**What needs to be done:** Repeat every line below exactly as it reads.

=-=-=-=-=

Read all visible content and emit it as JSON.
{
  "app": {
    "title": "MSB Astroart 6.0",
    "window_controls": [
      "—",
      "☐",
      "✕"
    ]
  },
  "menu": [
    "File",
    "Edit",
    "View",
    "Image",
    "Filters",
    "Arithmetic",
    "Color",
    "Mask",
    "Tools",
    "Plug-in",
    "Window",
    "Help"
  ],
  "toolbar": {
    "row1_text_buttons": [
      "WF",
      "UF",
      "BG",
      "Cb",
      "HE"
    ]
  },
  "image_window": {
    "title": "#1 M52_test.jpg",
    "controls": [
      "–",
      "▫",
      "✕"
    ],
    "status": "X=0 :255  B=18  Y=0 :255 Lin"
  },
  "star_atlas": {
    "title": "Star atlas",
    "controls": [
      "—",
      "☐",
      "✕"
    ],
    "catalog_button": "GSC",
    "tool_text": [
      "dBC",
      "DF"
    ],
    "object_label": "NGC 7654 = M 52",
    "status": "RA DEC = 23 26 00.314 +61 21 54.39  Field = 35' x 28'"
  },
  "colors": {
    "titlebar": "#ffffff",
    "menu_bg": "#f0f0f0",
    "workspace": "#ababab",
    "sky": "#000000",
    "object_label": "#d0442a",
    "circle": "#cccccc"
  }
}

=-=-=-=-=

**Solution for this problem:**
Read all visible content and emit it as JSON.
{
  "app": {
    "title": "MSB Astroart 6.0",
    "window_controls": [
      "—",
      "☐",
      "✕"
    ]
  },
  "menu": [
    "File",
    "Edit",
    "View",
    "Image",
    "Filters",
    "Arithmetic",
    "Color",
    "Mask",
    "Tools",
    "Plug-in",
    "Window",
    "Help"
  ],
  "toolbar": {
    "row1_text_buttons": [
      "WF",
      "UF",
      "BG",
      "Cb",
      "HE"
    ]
  },
  "image_window": {
    "title": "#1 M52_test.jpg",
    "controls": [
      "–",
      "▫",
      "✕"
    ],
    "status": "X=0 :255  B=18  Y=0 :255 Lin"
  },
  "star_atlas": {
    "title": "Star atlas",
    "controls": [
      "—",
      "☐",
      "✕"
    ],
    "catalog_button": "GSC",
    "tool_text": [
      "dBC",
      "DF"
    ],
    "object_label": "NGC 7654 = M 52",
    "status": "RA DEC = 23 26 00.314 +61 21 54.39  Field = 35' x 28'"
  },
  "colors": {
    "titlebar": "#ffffff",
    "menu_bg": "#f0f0f0",
    "workspace": "#ababab",
    "sky": "#000000",
    "object_label": "#d0442a",
    "circle": "#cccccc"
  }
}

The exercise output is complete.